Striving to fill voids in Hiroshima 75 years after the atomic bombing—Photo albums, evidence of happy family’s existence, donated to Peace Memorial Museum

by Kyosuke Mizukawa, Staff Writer

All six in family smiling

Photo albums containing more than 3,000 photographs were recently donated to the Hiroshima Peace Memorial Museum, in the city’s Naka Ward. The photos were left behind by Rokuro Suzuki, who used to run a barbershop in downtown Hiroshima prior to the atomic bombing. Evidence of the existence of his family, all of whom died in the bombing, is etched into the photos. They represent precious images that fill the “voids” in photographic materials depicting Hiroshima’s cityscapes before the bombing. The museum is working to organize and display the photos in the New Arrivals Exhibit at the museum next year, as well as at other occasions.

Among the photos is one that depicts the Hatchobori area in Hiroshima’s downtown (now Naka Ward), where the Fukuya Department Store and other buildings stood side by side. Another photo shows one of Rokuro’s children playing in front of his barbershop near the Hondori shopping street. The photos convey the bustling atmosphere of the city and the daily lives of Rokuro’s family, full of smiles, before the atomic bombing. In his photo albums, Rokuro wrote of his feelings about his children, describing one as, “He is just like me in my childhood.”

However, the daily lives of the family of six were taken by the atomic bombing. Rokuro, then 43, his oldest son Hideaki, 12, his oldest daughter Kimiko, nine, his second son Mamoru, three, and his second daughter Akiko, one, fell victim to the atomic bombing. His wife Fujie, 33, who suffered serious injuries in the bombing, threw herself into a well after learning that no one in her family appeared to have survived the bombing.

Rokuro is thought to have taken the photos to a relative’s house before the atomic bombing. His nephew Tsuneaki Suzuki, 88, a resident of the area of Fuchu-cho, Hiroshima, had kept the photos in storage at his home. Because the photos have suffered more and more damage recently as time passed, at the end of last year he decided to donate them to the museum.

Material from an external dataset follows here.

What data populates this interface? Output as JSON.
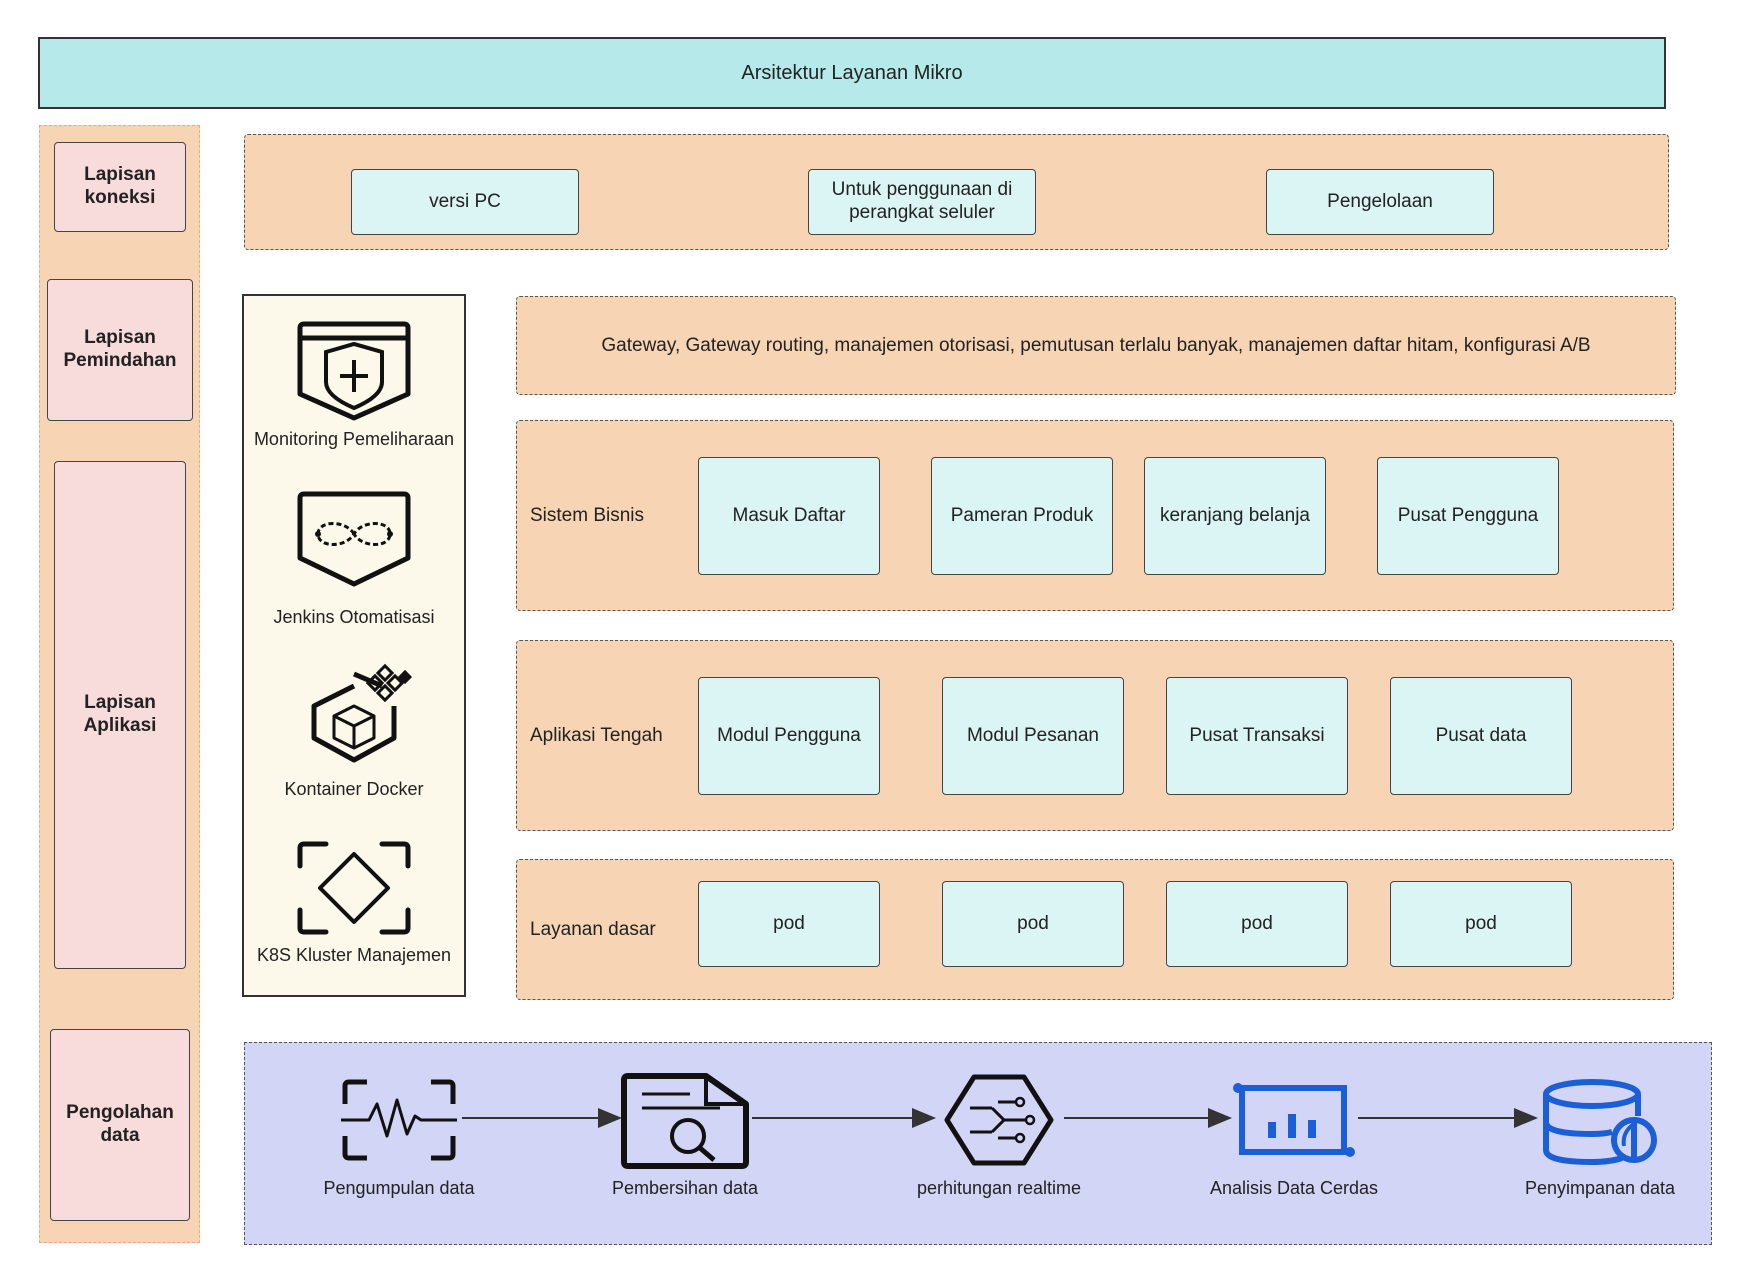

Tsuneaki had practically been a member of the Suzuki family, even having played with Hideaki in a river on the day before the atomic bombing. Tsuneaki said, “The family was really close. I hope people around the world have the chance to view the photos at the museum.”

In 2014, the museum received from Tsuneaki the image data for about 700 photographs taken by Rokuro. With donation of the new data, the museum indicated it has now obtained all his photographs and received new information from the collection. Kayo Takahashi, a curator at the museum said, “It appears as if each of the houses and buildings in the neighborhood jump right out at you, centered on Rokuro’s barbershop.”

Last fall, in advance of Tsuneaki’s donation of the photo albums to the museum, the Chugoku Shimbun received Rokuro’s photo data from Tsuneaki. The newspaper successively displayed a portion of the photos to the public on its website “Striving to fill voids in Hiroshima: Recreating cityscapes,” which was initiated in January this year.

(Originally published in August 5, 2020)

Striving to fill voids in Hiroshima 75 years after the atomic bombing—Peace Museum organizes 3,000 pre-bombing photos from barbershop owner, others